But I didn’t.

I’m not writing this because I want pity – or recognition for muddling through it for that matter.

But, In blunt honesty, the entire month was hard.

Really hard.

I avoided mirrors so I wouldn’t have to look at myself. I had to keep reminding myself why I was doing what I was, but even that was unconvincing.

My most powerful lesson came after I had begun to wear makeup again.

I play piano, have for eleven years, which means I often get volunteered to play for events – especially at church. Anyway, the women’s ministry we have at my church had asked me to play for them at an event on Saturday, which meant I got to listen to the speaker they had lined up. She said something important in her lesson that I didn’t realize the power of until I was driving home after the event. It sounded a little something like this:

It doesn’t matter what you look like. It doesn’t matter if you are “too thin” or “too fat”, whether you have wrinkles or scars. You are made, fearfully and wonderfully in the image of God, and YOU ARE BEAUTIFUL and WORTHY despite the things you don’t like when you look in the mirror.

I’m paraphrasing a little, but this was the context of what she said, and I was blown away. It seems like women are told something like this all the time – by our parents, our friends, our significant other – you name it. How many of us actually believe it? Ha.

Yet, to doubt our own beauty and worth is to doubt that God’s creation is perfect and that he made each of us, knit us and molded us so intricately.

To not love ourselves and how we look is, frankly, an insult to God’s handiwork.So why is it so easy to pick and choose what we like and dislike about ourselves, and beat ourselves up over those things we have deemed unworthy and not beautiful?

I wish that I had a good answer for this, but I truthfully don’t. It’s hard to love the things we find so easy to hate. There are many days that I get so worked up in comparing myself to others and picking apart my flaws that I bring myself to tears. .

I see so many others feeling the same, and it breaks my heart.

So, if you are reading this, I challenge you. 

Don’t allow makeup to enslave you like I did, like so many other women have.

Freely, unashamedly look into mirrors and tell yourself how beautiful you are – even if you don’t feel that way – until you believe it. God made every piece of you, He has numbered the hairs on your head and He loves every last inch of you. In you, He created a lovely and fearless soul and He will gently remind you day by day how much you are worth if you let Him.
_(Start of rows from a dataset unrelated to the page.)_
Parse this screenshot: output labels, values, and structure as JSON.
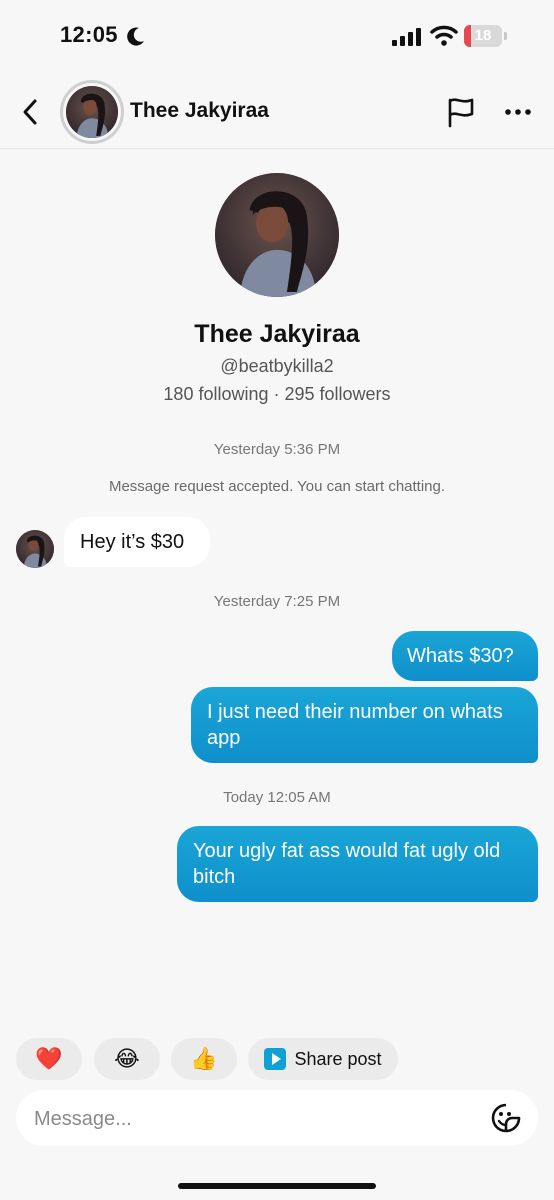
{
  "status_bar": {
    "time": "12:05",
    "battery": "18",
    "battery_level_percent": 18
  },
  "header": {
    "name": "Thee Jakyiraa"
  },
  "profile": {
    "name": "Thee Jakyiraa",
    "handle": "@beatbykilla2",
    "stats": "180 following · 295 followers"
  },
  "conversation": {
    "timestamp_1": "Yesterday 5:36 PM",
    "system_message": "Message request accepted. You can start chatting.",
    "incoming_1": "Hey it’s $30",
    "timestamp_2": "Yesterday 7:25 PM",
    "outgoing_1": "Whats $30?",
    "outgoing_2": "I just need their number on whats app",
    "timestamp_3": "Today 12:05 AM",
    "outgoing_3": "Your ugly fat ass would fat ugly old bitch"
  },
  "quick_reactions": {
    "heart": "❤️",
    "laugh": "😂",
    "thumbs_up": "👍",
    "share_label": "Share post"
  },
  "composer": {
    "placeholder": "Message..."
  },
  "colors": {
    "accent": "#0f8fcb",
    "background": "#f7f7f7",
    "battery_low": "#e5484d"
  },
  "icons": [
    "moon-icon",
    "cellular-signal-icon",
    "wifi-icon",
    "battery-icon",
    "back-chevron-icon",
    "flag-icon",
    "more-icon",
    "play-icon",
    "sticker-icon"
  ]
}
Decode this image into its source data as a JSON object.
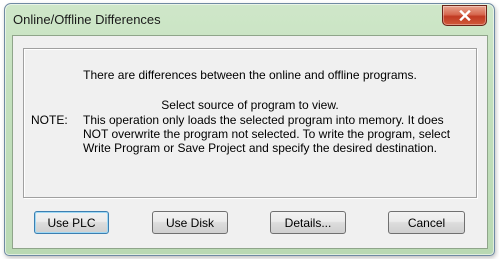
{
  "window": {
    "title": "Online/Offline Differences"
  },
  "message": {
    "line1": "There are differences between the online and offline programs.",
    "line2": "Select source of program to view.",
    "note_label": "NOTE:",
    "note_text": "This operation only loads the selected program into memory. It does NOT overwrite the program not selected. To write the program, select Write Program or Save Project and specify the desired destination."
  },
  "buttons": {
    "use_plc": "Use PLC",
    "use_disk": "Use Disk",
    "details": "Details...",
    "cancel": "Cancel"
  },
  "colors": {
    "title_bar": "#c3e0bd",
    "close_button": "#c13a22",
    "client_background": "#f0f0f0"
  },
  "icons": {
    "close": "close-icon"
  }
}
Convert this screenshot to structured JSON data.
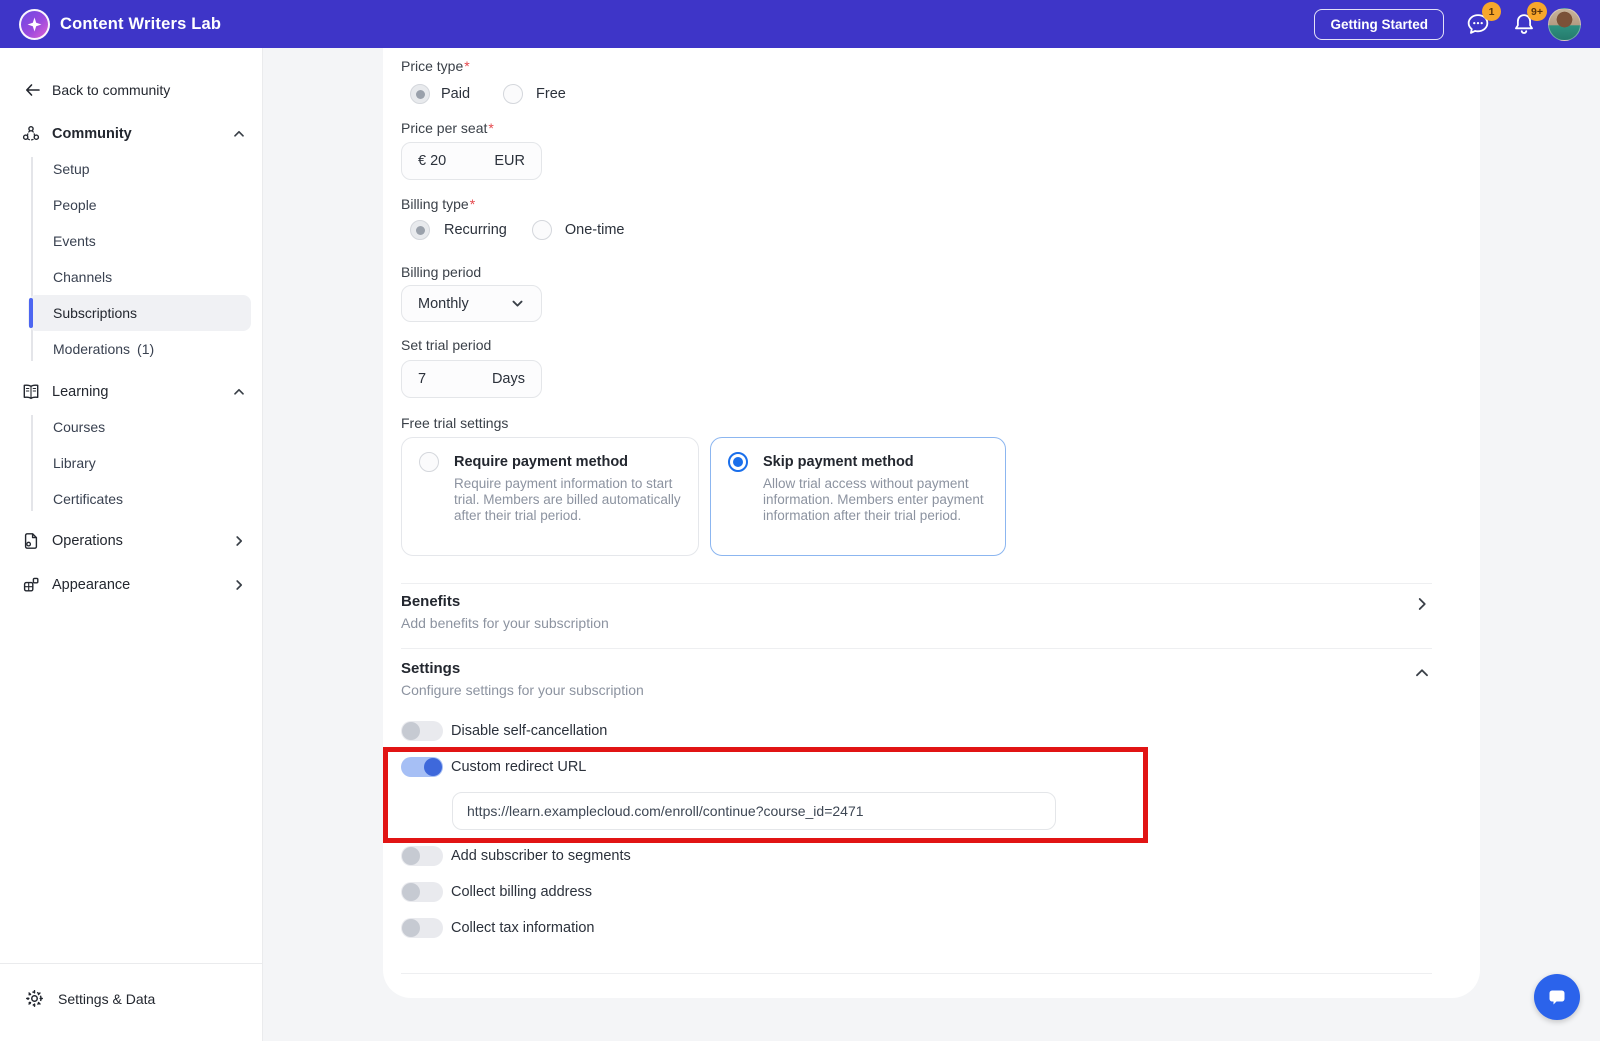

I have challenged myself to do the same.

Because I can promise you that you are fearfully, wonderfully, beautifully, intricately made in the image of a perfect, glorious and loving God.